→ **Source material**
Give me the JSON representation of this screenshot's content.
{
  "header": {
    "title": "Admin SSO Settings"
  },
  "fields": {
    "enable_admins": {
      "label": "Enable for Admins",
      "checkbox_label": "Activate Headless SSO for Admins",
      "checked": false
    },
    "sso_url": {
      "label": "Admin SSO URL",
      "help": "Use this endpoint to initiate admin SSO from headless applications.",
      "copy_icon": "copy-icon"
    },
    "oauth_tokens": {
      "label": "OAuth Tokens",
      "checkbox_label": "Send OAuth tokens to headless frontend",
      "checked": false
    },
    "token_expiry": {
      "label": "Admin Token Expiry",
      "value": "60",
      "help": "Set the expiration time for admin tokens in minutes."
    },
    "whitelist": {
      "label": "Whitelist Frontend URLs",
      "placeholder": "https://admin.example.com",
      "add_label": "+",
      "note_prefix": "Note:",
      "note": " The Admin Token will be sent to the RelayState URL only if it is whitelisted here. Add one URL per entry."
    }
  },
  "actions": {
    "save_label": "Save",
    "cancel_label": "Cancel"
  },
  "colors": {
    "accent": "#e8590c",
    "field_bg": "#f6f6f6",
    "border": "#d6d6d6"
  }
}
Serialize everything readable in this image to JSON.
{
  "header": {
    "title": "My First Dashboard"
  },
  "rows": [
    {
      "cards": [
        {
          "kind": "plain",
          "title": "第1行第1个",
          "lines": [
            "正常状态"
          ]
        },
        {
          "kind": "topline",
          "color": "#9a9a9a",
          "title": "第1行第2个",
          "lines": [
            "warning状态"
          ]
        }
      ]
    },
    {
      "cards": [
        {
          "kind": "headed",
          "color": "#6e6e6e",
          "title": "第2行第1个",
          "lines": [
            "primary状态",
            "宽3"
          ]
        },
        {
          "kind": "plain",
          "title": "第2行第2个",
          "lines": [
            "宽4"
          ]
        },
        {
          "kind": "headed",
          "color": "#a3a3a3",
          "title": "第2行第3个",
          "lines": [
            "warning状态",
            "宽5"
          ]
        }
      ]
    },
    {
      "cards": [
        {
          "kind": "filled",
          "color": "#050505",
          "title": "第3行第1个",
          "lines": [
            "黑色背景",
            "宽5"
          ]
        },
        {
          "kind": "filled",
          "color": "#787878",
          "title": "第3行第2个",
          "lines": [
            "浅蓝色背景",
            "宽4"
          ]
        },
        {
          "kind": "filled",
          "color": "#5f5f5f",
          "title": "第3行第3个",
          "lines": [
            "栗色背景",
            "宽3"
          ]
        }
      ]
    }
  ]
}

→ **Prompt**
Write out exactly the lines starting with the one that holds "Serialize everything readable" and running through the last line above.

→ **Task answer**
Serialize everything readable in this image to JSON.
{
  "header": {
    "title": "My First Dashboard"
  },
  "rows": [
    {
      "cards": [
        {
          "kind": "plain",
          "title": "第1行第1个",
          "lines": [
            "正常状态"
          ]
        },
        {
          "kind": "topline",
          "color": "#9a9a9a",
          "title": "第1行第2个",
          "lines": [
            "warning状态"
          ]
        }
      ]
    },
    {
      "cards": [
        {
          "kind": "headed",
          "color": "#6e6e6e",
          "title": "第2行第1个",
          "lines": [
            "primary状态",
            "宽3"
          ]
        },
        {
          "kind": "plain",
          "title": "第2行第2个",
          "lines": [
            "宽4"
          ]
        },
        {
          "kind": "headed",
          "color": "#a3a3a3",
          "title": "第2行第3个",
          "lines": [
            "warning状态",
            "宽5"
          ]
        }
      ]
    },
    {
      "cards": [
        {
          "kind": "filled",
          "color": "#050505",
          "title": "第3行第1个",
          "lines": [
            "黑色背景",
            "宽5"
          ]
        },
        {
          "kind": "filled",
          "color": "#787878",
          "title": "第3行第2个",
          "lines": [
            "浅蓝色背景",
            "宽4"
          ]
        },
        {
          "kind": "filled",
          "color": "#5f5f5f",
          "title": "第3行第3个",
          "lines": [
            "栗色背景",
            "宽3"
          ]
        }
      ]
    }
  ]
}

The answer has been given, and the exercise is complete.